Excerpts from an interface dataset
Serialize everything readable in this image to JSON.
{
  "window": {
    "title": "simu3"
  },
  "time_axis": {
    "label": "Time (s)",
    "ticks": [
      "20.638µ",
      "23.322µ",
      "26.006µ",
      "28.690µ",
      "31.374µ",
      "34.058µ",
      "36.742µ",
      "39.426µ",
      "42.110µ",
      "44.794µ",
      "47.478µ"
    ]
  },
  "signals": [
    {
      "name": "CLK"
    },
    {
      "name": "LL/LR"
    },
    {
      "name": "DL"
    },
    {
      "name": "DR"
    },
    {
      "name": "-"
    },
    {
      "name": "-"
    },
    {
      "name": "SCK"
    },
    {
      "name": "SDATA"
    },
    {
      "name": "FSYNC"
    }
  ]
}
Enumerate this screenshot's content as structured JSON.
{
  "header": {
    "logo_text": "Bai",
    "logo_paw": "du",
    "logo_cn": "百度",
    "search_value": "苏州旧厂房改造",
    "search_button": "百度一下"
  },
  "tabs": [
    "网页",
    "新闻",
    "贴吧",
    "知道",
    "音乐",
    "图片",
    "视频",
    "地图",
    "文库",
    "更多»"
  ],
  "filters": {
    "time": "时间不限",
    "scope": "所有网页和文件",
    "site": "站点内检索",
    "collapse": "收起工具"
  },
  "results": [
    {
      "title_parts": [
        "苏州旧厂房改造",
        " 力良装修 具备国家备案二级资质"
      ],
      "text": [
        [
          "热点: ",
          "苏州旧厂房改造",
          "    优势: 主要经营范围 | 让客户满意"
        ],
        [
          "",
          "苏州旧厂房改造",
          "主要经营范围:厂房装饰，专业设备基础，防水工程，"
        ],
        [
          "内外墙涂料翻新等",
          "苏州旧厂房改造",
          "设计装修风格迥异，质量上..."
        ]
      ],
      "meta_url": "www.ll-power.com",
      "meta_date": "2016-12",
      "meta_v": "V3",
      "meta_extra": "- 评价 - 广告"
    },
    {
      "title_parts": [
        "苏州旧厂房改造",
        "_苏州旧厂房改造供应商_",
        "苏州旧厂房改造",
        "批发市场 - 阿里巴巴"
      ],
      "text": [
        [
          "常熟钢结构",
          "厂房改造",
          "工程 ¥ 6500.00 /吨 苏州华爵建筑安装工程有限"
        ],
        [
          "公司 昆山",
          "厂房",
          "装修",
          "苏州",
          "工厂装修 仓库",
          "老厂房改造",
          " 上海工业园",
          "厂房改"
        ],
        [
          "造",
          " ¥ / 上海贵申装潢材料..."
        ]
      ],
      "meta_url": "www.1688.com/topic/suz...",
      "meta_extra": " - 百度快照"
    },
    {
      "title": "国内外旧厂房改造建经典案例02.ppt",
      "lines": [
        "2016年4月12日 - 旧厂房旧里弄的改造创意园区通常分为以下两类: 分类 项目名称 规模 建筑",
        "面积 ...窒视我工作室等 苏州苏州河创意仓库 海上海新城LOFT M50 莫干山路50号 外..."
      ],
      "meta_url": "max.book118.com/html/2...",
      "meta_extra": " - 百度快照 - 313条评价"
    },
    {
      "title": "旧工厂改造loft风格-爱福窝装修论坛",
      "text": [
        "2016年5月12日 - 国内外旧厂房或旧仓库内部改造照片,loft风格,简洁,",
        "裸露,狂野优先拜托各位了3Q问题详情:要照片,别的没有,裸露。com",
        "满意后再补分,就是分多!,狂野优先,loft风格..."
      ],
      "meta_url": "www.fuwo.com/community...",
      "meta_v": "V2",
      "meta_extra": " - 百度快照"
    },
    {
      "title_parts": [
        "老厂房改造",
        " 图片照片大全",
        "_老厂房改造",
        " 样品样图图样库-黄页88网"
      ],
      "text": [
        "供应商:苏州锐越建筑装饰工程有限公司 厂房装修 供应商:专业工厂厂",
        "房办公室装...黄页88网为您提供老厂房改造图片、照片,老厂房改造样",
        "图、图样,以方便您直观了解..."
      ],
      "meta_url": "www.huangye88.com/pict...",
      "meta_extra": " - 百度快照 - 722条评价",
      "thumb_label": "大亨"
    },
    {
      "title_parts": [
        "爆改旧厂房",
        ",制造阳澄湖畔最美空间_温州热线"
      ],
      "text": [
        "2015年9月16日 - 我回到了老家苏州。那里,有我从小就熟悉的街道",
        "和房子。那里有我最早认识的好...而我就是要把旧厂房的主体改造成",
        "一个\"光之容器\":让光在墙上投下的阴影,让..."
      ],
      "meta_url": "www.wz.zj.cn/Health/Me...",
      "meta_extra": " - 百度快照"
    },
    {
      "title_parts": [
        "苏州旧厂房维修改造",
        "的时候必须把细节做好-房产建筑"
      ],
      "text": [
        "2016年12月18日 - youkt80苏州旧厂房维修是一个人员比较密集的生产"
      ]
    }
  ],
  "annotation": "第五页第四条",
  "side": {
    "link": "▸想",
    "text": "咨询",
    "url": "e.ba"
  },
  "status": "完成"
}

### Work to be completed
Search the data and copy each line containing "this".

### Completed task
Serialize everything readable in this image to JSON.
Enumerate this screenshot's content as structured JSON.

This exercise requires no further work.